- _Activity_
Word for word, and with pictures excluded, copy out all the records that follow.

- _Available data_
* * * *

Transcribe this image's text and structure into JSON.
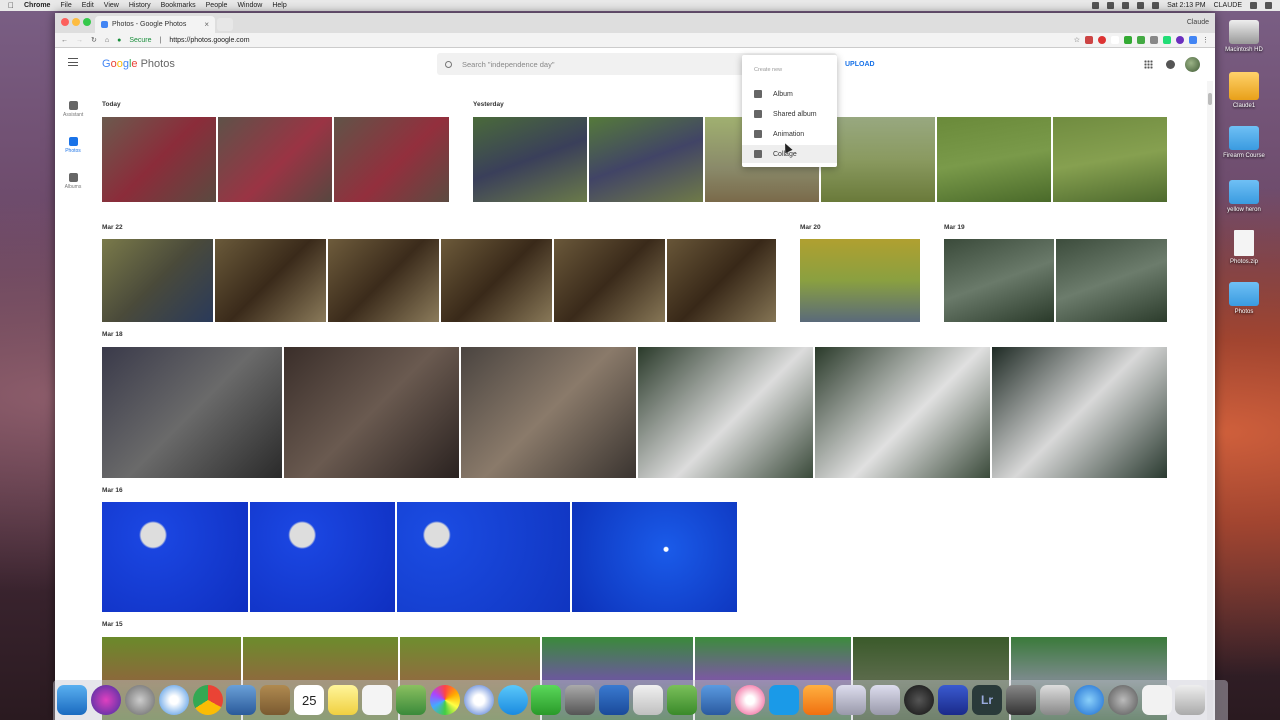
{
  "menubar": {
    "app": "Chrome",
    "items": [
      "File",
      "Edit",
      "View",
      "History",
      "Bookmarks",
      "People",
      "Window",
      "Help"
    ],
    "clock": "Sat 2:13 PM",
    "user": "CLAUDE"
  },
  "browser": {
    "tab_title": "Photos - Google Photos",
    "tab_close": "×",
    "secure_label": "Secure",
    "url": "https://photos.google.com",
    "profile": "Claude"
  },
  "photos": {
    "logo_google": [
      "G",
      "o",
      "o",
      "g",
      "l",
      "e"
    ],
    "logo_suffix": "Photos",
    "search_placeholder": "Search \"independence day\"",
    "upload_label": "UPLOAD",
    "nav": [
      {
        "label": "Assistant"
      },
      {
        "label": "Photos"
      },
      {
        "label": "Albums"
      }
    ],
    "create_menu": {
      "header": "Create new",
      "items": [
        "Album",
        "Shared album",
        "Animation",
        "Collage"
      ]
    },
    "sections": {
      "today": "Today",
      "yesterday": "Yesterday",
      "mar22": "Mar 22",
      "mar20": "Mar 20",
      "mar19": "Mar 19",
      "mar18": "Mar 18",
      "mar16": "Mar 16",
      "mar15": "Mar 15"
    }
  },
  "desktop_icons": [
    "Macintosh HD",
    "Claude1",
    "Firearm Course",
    "yellow heron",
    "Photos.zip",
    "Photos"
  ],
  "dock": {
    "calendar_day": "25",
    "lightroom": "Lr"
  },
  "colors": {
    "accent": "#1a73e8",
    "chrome_frame": "#dedede",
    "folder": "#3a9be0"
  }
}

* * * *

- _Result_
Transcribe this image's text and structure into JSON.
{
  "menubar": {
    "app": "Chrome",
    "items": [
      "File",
      "Edit",
      "View",
      "History",
      "Bookmarks",
      "People",
      "Window",
      "Help"
    ],
    "clock": "Sat 2:13 PM",
    "user": "CLAUDE"
  },
  "browser": {
    "tab_title": "Photos - Google Photos",
    "tab_close": "×",
    "secure_label": "Secure",
    "url": "https://photos.google.com",
    "profile": "Claude"
  },
  "photos": {
    "logo_google": [
      "G",
      "o",
      "o",
      "g",
      "l",
      "e"
    ],
    "logo_suffix": "Photos",
    "search_placeholder": "Search \"independence day\"",
    "upload_label": "UPLOAD",
    "nav": [
      {
        "label": "Assistant"
      },
      {
        "label": "Photos"
      },
      {
        "label": "Albums"
      }
    ],
    "create_menu": {
      "header": "Create new",
      "items": [
        "Album",
        "Shared album",
        "Animation",
        "Collage"
      ]
    },
    "sections": {
      "today": "Today",
      "yesterday": "Yesterday",
      "mar22": "Mar 22",
      "mar20": "Mar 20",
      "mar19": "Mar 19",
      "mar18": "Mar 18",
      "mar16": "Mar 16",
      "mar15": "Mar 15"
    }
  },
  "desktop_icons": [
    "Macintosh HD",
    "Claude1",
    "Firearm Course",
    "yellow heron",
    "Photos.zip",
    "Photos"
  ],
  "dock": {
    "calendar_day": "25",
    "lightroom": "Lr"
  },
  "colors": {
    "accent": "#1a73e8",
    "chrome_frame": "#dedede",
    "folder": "#3a9be0"
  }
}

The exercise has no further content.